** What needs to be done **
Whenever a line below includes the string "资金进出", show it.

** The data **
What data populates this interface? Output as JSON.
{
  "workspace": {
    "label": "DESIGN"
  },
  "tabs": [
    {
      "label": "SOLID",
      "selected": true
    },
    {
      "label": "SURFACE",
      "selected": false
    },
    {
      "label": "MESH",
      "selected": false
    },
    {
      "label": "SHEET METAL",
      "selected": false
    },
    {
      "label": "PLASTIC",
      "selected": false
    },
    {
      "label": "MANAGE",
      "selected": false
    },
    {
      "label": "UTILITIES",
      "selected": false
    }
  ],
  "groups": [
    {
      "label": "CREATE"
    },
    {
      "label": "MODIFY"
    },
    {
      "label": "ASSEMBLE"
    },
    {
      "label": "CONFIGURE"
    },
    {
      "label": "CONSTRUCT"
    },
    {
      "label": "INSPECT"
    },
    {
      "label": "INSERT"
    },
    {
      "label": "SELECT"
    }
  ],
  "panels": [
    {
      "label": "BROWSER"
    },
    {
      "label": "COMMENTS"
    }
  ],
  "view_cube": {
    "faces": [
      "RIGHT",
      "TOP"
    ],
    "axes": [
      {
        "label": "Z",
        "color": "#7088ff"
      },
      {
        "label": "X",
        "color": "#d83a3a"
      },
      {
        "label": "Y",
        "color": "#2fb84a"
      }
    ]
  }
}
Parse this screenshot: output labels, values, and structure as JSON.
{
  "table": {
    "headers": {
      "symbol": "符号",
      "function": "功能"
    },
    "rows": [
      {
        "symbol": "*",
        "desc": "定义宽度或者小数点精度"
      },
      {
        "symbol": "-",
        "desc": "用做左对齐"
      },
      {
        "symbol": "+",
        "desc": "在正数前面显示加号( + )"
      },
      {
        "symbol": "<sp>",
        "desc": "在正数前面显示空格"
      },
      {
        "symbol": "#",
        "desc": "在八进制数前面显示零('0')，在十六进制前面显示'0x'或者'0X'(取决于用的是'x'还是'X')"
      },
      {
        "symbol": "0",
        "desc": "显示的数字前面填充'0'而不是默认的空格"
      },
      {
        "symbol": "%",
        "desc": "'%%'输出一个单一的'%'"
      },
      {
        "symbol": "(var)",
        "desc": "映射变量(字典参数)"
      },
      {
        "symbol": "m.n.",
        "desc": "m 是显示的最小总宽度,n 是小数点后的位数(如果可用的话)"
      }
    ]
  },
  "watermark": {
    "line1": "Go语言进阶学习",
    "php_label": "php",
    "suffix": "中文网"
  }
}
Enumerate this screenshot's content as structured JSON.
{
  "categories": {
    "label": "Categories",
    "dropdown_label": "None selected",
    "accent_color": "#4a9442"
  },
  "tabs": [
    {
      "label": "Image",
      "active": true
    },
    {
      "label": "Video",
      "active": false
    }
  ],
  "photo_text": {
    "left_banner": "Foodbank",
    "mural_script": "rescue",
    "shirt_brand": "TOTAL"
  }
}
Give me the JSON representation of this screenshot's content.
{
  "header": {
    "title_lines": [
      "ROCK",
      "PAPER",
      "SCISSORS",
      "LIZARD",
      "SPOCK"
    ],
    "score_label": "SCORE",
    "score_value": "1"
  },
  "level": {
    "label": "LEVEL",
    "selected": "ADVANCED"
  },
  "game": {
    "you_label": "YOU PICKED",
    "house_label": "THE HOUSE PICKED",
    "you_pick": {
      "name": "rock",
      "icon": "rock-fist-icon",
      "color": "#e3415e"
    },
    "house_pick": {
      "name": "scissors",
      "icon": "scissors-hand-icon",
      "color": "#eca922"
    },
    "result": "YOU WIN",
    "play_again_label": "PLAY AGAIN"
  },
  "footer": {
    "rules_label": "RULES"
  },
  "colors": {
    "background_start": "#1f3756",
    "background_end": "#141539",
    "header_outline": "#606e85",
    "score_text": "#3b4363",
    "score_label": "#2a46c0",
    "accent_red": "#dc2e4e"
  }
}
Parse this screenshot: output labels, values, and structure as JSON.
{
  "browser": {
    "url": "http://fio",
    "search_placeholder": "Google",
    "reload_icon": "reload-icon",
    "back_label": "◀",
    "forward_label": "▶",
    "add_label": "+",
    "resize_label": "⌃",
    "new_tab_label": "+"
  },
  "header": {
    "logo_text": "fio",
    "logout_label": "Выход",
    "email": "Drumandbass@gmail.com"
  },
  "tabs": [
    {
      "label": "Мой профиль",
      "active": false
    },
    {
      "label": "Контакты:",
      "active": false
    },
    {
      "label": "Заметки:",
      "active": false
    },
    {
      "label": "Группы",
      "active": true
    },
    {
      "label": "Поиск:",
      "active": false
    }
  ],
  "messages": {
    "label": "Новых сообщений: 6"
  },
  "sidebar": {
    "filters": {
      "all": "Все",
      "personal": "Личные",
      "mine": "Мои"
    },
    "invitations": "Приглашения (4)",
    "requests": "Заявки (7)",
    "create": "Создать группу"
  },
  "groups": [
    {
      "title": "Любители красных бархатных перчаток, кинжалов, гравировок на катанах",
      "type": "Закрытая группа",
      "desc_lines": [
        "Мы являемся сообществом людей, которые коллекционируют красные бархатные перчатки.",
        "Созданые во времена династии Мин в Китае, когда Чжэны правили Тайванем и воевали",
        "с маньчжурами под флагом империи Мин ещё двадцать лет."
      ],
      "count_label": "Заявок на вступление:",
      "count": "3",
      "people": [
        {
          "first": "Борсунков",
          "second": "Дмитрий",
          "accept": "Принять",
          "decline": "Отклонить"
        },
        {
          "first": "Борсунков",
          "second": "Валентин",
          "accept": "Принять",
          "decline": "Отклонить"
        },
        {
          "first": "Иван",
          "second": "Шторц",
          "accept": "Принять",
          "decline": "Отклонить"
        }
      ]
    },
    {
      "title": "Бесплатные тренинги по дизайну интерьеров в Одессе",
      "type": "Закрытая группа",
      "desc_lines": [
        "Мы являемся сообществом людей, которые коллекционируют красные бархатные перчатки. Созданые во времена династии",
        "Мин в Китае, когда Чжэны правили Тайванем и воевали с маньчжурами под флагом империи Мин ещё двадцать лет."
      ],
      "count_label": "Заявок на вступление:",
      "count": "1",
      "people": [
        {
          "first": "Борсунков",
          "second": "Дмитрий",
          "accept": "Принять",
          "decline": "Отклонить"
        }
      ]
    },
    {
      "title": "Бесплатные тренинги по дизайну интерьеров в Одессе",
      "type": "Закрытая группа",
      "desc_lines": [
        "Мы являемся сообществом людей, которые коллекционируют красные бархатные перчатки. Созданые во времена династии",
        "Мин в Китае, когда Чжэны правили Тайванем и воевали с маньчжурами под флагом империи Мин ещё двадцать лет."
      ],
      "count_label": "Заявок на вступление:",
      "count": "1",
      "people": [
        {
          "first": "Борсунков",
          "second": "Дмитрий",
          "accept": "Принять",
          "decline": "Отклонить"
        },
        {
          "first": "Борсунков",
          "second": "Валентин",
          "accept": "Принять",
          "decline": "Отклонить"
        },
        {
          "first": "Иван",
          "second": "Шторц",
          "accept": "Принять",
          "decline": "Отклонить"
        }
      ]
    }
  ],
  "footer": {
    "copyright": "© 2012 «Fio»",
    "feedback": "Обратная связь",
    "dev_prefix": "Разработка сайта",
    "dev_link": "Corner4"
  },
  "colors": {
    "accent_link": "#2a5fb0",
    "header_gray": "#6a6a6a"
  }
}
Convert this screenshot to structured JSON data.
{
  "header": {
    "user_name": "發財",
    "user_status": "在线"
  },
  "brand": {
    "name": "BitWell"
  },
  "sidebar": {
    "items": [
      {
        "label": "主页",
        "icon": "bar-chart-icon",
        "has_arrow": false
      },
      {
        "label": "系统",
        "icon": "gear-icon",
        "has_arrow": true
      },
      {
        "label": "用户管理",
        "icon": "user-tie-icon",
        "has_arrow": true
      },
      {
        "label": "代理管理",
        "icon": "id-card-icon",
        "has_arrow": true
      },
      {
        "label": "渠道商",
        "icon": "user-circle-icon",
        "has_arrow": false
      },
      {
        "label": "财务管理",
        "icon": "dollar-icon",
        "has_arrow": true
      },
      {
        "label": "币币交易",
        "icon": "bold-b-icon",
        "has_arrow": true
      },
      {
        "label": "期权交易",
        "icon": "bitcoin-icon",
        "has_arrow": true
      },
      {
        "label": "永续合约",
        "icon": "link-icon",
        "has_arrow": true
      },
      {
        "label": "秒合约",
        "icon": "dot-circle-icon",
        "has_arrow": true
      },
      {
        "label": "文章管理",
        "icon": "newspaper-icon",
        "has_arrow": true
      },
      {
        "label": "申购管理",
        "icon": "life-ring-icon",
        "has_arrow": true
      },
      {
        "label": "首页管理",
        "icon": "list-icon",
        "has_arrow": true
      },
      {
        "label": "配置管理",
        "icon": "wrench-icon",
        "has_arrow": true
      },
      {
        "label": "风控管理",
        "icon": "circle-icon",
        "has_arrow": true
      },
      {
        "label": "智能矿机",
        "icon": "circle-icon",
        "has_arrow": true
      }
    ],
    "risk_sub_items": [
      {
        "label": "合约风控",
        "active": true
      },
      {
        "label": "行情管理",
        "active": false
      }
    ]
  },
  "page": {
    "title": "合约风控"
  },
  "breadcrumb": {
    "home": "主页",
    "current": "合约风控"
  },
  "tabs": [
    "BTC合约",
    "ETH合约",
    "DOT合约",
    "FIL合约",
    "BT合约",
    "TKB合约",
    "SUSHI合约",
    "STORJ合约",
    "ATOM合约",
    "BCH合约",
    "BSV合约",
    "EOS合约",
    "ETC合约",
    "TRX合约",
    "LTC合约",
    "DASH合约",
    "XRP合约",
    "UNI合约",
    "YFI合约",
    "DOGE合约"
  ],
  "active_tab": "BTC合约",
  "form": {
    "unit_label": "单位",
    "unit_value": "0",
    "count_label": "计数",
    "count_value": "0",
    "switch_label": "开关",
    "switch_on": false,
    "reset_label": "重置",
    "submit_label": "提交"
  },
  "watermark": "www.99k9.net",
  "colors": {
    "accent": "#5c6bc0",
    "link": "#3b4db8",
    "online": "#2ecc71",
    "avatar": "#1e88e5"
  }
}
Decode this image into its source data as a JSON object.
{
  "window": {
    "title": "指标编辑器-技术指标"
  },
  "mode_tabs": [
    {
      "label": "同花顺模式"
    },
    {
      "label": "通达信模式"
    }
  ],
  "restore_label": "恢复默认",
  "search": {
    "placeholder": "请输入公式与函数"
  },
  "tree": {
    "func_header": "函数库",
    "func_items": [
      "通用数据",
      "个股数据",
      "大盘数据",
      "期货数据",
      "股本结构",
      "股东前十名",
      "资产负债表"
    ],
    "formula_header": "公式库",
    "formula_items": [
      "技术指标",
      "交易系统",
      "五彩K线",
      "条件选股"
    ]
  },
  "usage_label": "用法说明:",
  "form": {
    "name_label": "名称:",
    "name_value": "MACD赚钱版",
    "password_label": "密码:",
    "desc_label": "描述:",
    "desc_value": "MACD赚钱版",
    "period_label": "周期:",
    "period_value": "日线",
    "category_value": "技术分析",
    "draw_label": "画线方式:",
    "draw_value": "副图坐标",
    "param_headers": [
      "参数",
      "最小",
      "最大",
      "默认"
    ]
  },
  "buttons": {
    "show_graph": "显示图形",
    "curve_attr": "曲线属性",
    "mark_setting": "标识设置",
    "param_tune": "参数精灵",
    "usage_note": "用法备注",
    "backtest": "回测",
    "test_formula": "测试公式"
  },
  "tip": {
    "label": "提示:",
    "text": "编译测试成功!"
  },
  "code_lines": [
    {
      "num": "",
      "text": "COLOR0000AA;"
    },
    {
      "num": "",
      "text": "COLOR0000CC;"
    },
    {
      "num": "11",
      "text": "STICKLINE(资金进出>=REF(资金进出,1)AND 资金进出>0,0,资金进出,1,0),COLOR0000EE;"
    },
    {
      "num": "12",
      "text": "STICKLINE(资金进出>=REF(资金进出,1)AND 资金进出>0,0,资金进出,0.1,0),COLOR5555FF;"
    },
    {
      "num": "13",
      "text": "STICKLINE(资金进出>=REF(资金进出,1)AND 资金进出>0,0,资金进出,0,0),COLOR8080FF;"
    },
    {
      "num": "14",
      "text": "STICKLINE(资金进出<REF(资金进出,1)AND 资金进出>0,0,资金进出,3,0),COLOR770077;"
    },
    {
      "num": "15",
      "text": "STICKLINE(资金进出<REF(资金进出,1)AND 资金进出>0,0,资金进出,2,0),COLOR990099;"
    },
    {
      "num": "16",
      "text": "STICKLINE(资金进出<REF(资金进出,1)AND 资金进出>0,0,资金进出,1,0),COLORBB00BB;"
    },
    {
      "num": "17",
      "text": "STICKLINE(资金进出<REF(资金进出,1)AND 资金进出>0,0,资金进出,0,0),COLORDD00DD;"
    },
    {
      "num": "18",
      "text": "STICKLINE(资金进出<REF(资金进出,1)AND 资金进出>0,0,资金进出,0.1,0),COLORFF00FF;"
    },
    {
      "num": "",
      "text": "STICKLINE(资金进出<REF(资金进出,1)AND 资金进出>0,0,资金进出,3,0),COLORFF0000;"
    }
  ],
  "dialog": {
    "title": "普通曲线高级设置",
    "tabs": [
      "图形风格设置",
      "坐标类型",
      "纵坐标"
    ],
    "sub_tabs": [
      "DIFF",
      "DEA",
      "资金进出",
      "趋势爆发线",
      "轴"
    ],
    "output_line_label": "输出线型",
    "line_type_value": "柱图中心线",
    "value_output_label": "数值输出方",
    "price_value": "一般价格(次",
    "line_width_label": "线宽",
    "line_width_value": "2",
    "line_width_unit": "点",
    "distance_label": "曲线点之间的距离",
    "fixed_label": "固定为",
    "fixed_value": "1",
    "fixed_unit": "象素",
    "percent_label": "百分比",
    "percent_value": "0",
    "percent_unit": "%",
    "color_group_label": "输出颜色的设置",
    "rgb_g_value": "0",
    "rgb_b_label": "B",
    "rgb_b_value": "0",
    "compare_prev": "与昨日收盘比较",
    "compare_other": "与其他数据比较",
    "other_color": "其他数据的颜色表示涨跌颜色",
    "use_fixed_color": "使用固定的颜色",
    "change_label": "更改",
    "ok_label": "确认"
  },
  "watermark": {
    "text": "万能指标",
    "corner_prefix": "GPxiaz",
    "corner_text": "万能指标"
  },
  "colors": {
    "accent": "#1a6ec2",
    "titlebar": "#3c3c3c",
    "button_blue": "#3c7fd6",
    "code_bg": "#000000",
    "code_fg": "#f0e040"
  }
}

** Solution below **
      "text": "STICKLINE(资金进出>=REF(资金进出,1)AND 资金进出>0,0,资金进出,1,0),COLOR0000EE;"
      "text": "STICKLINE(资金进出>=REF(资金进出,1)AND 资金进出>0,0,资金进出,0.1,0),COLOR5555FF;"
      "text": "STICKLINE(资金进出>=REF(资金进出,1)AND 资金进出>0,0,资金进出,0,0),COLOR8080FF;"
      "text": "STICKLINE(资金进出<REF(资金进出,1)AND 资金进出>0,0,资金进出,3,0),COLOR770077;"
      "text": "STICKLINE(资金进出<REF(资金进出,1)AND 资金进出>0,0,资金进出,2,0),COLOR990099;"
      "text": "STICKLINE(资金进出<REF(资金进出,1)AND 资金进出>0,0,资金进出,1,0),COLORBB00BB;"
      "text": "STICKLINE(资金进出<REF(资金进出,1)AND 资金进出>0,0,资金进出,0,0),COLORDD00DD;"
      "text": "STICKLINE(资金进出<REF(资金进出,1)AND 资金进出>0,0,资金进出,0.1,0),COLORFF00FF;"
      "text": "STICKLINE(资金进出<REF(资金进出,1)AND 资金进出>0,0,资金进出,3,0),COLORFF0000;"
      "资金进出",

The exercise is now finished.